(Records shown begins)

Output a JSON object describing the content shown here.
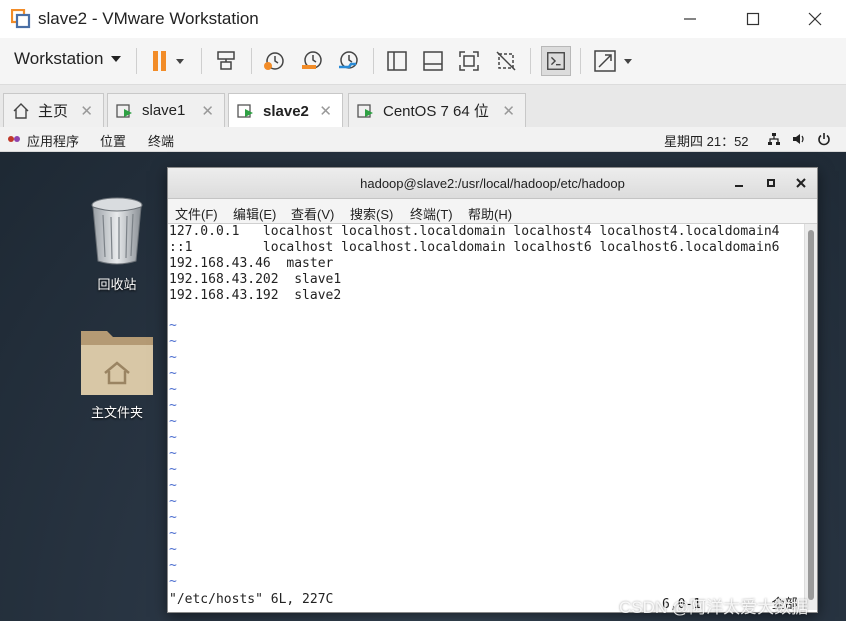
{
  "window": {
    "title": "slave2 - VMware Workstation",
    "accent": "#f28c28"
  },
  "toolbar": {
    "workstation_label": "Workstation"
  },
  "tabs": [
    {
      "label": "主页",
      "icon": "home-icon"
    },
    {
      "label": "slave1",
      "icon": "vm-icon"
    },
    {
      "label": "slave2",
      "icon": "vm-icon",
      "active": true
    },
    {
      "label": "CentOS 7 64 位",
      "icon": "vm-icon"
    }
  ],
  "gnome_bar": {
    "apps": "应用程序",
    "places": "位置",
    "terminal": "终端",
    "clock": "星期四 21：52"
  },
  "desktop": {
    "trash_label": "回收站",
    "home_label": "主文件夹"
  },
  "terminal": {
    "title": "hadoop@slave2:/usr/local/hadoop/etc/hadoop",
    "menu": [
      "文件(F)",
      "编辑(E)",
      "查看(V)",
      "搜索(S)",
      "终端(T)",
      "帮助(H)"
    ],
    "lines": [
      "127.0.0.1   localhost localhost.localdomain localhost4 localhost4.localdomain4",
      "::1         localhost localhost.localdomain localhost6 localhost6.localdomain6",
      "192.168.43.46  master",
      "192.168.43.202  slave1",
      "192.168.43.192  slave2"
    ],
    "tilde": "~",
    "tilde_count": 17,
    "status_left": "\"/etc/hosts\" 6L, 227C",
    "status_right": "6,0-1         全部"
  },
  "watermark": "CSDN @阿洋太爱大数据"
}
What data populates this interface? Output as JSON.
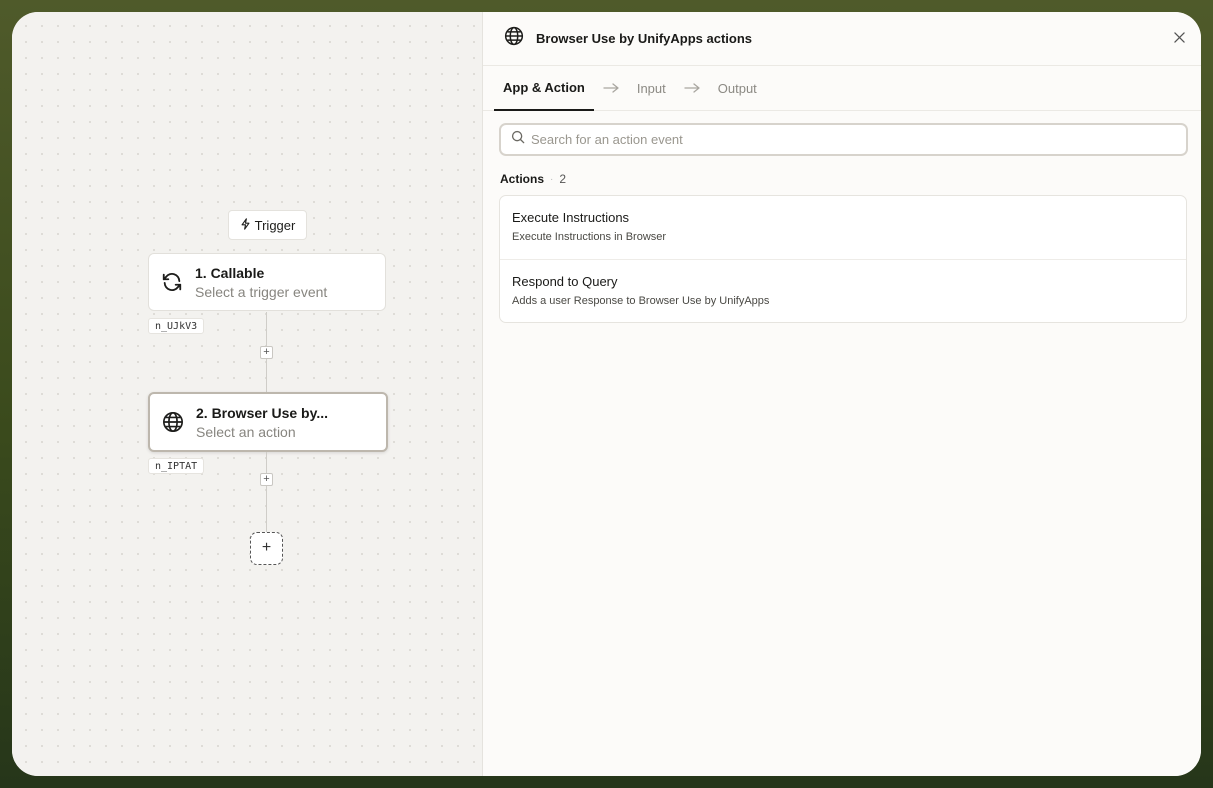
{
  "canvas": {
    "trigger_label": "Trigger",
    "nodes": [
      {
        "title": "1. Callable",
        "subtitle": "Select a trigger event",
        "id": "n_UJkV3",
        "icon": "refresh-icon"
      },
      {
        "title": "2. Browser Use by...",
        "subtitle": "Select an action",
        "id": "n_IPTAT",
        "icon": "globe-icon"
      }
    ],
    "plus_symbol": "+"
  },
  "panel": {
    "title": "Browser Use by UnifyApps actions",
    "tabs": [
      {
        "label": "App & Action",
        "active": true
      },
      {
        "label": "Input",
        "active": false
      },
      {
        "label": "Output",
        "active": false
      }
    ],
    "search": {
      "placeholder": "Search for an action event",
      "value": ""
    },
    "section": {
      "label": "Actions",
      "count": "2"
    },
    "actions": [
      {
        "name": "Execute Instructions",
        "description": "Execute Instructions in Browser"
      },
      {
        "name": "Respond to Query",
        "description": "Adds a user Response to Browser Use by UnifyApps"
      }
    ]
  },
  "colors": {
    "outer_background": "#3a4a1c",
    "canvas_background": "#f3f2ef",
    "panel_background": "#fcfbf9",
    "text_primary": "#1a1a18"
  }
}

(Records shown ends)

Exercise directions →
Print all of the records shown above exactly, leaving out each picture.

Worked solution →
Output a JSON object describing the content shown here.
{
  "window": {
    "title": "slave2 - VMware Workstation",
    "accent": "#f28c28"
  },
  "toolbar": {
    "workstation_label": "Workstation"
  },
  "tabs": [
    {
      "label": "主页",
      "icon": "home-icon"
    },
    {
      "label": "slave1",
      "icon": "vm-icon"
    },
    {
      "label": "slave2",
      "icon": "vm-icon",
      "active": true
    },
    {
      "label": "CentOS 7 64 位",
      "icon": "vm-icon"
    }
  ],
  "gnome_bar": {
    "apps": "应用程序",
    "places": "位置",
    "terminal": "终端",
    "clock": "星期四 21：52"
  },
  "desktop": {
    "trash_label": "回收站",
    "home_label": "主文件夹"
  },
  "terminal": {
    "title": "hadoop@slave2:/usr/local/hadoop/etc/hadoop",
    "menu": [
      "文件(F)",
      "编辑(E)",
      "查看(V)",
      "搜索(S)",
      "终端(T)",
      "帮助(H)"
    ],
    "lines": [
      "127.0.0.1   localhost localhost.localdomain localhost4 localhost4.localdomain4",
      "::1         localhost localhost.localdomain localhost6 localhost6.localdomain6",
      "192.168.43.46  master",
      "192.168.43.202  slave1",
      "192.168.43.192  slave2"
    ],
    "tilde": "~",
    "tilde_count": 17,
    "status_left": "\"/etc/hosts\" 6L, 227C",
    "status_right": "6,0-1         全部"
  },
  "watermark": "CSDN @阿洋太爱大数据"
}
What data populates this interface? Output as JSON.
{
  "canvas": {
    "trigger_label": "Trigger",
    "nodes": [
      {
        "title": "1. Callable",
        "subtitle": "Select a trigger event",
        "id": "n_UJkV3",
        "icon": "refresh-icon"
      },
      {
        "title": "2. Browser Use by...",
        "subtitle": "Select an action",
        "id": "n_IPTAT",
        "icon": "globe-icon"
      }
    ],
    "plus_symbol": "+"
  },
  "panel": {
    "title": "Browser Use by UnifyApps actions",
    "tabs": [
      {
        "label": "App & Action",
        "active": true
      },
      {
        "label": "Input",
        "active": false
      },
      {
        "label": "Output",
        "active": false
      }
    ],
    "search": {
      "placeholder": "Search for an action event",
      "value": ""
    },
    "section": {
      "label": "Actions",
      "count": "2"
    },
    "actions": [
      {
        "name": "Execute Instructions",
        "description": "Execute Instructions in Browser"
      },
      {
        "name": "Respond to Query",
        "description": "Adds a user Response to Browser Use by UnifyApps"
      }
    ]
  },
  "colors": {
    "outer_background": "#3a4a1c",
    "canvas_background": "#f3f2ef",
    "panel_background": "#fcfbf9",
    "text_primary": "#1a1a18"
  }
}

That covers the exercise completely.